_Data supplied_
- Opening Delimiter -

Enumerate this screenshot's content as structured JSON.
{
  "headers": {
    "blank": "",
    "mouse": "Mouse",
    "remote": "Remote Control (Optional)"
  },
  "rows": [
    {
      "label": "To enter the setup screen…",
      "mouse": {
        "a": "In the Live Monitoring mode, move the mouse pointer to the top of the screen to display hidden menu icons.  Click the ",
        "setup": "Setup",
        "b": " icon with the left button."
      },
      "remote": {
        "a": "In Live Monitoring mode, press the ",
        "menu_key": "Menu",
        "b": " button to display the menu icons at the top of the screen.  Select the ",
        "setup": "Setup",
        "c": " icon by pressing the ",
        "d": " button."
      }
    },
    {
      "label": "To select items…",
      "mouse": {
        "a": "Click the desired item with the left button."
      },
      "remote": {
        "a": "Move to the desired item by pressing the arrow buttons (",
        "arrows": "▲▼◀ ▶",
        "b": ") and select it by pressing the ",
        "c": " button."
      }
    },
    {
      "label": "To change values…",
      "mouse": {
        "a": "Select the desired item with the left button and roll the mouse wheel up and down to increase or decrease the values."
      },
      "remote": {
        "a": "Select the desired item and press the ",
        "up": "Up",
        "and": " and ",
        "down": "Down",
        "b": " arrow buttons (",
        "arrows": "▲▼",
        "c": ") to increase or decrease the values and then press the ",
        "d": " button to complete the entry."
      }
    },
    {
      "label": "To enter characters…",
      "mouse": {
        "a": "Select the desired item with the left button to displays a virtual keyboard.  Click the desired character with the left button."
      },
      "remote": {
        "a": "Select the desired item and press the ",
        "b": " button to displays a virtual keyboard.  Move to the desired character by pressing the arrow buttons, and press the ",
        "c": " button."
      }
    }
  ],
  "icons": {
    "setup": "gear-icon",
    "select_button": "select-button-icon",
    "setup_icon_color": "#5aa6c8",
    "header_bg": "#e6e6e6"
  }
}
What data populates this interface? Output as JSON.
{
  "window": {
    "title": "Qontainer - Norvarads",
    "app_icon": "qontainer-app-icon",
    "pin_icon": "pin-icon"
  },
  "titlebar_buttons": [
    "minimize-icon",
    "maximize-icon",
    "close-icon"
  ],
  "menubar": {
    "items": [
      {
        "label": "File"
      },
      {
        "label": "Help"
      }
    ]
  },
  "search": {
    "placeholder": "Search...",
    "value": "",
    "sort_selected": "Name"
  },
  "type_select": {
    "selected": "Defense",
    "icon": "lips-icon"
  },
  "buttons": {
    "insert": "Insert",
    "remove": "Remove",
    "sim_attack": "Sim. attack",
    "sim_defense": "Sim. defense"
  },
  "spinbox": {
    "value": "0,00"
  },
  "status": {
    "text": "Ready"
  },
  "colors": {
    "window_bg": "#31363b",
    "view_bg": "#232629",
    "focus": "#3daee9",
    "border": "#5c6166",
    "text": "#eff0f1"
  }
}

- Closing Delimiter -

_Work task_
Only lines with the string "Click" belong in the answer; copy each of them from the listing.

_Expected output_
        "a": "In the Live Monitoring mode, move the mouse pointer to the top of the screen to display hidden menu icons.  Click the ",
        "a": "Click the desired item with the left button."
        "a": "Select the desired item with the left button to displays a virtual keyboard.  Click the desired character with the left button."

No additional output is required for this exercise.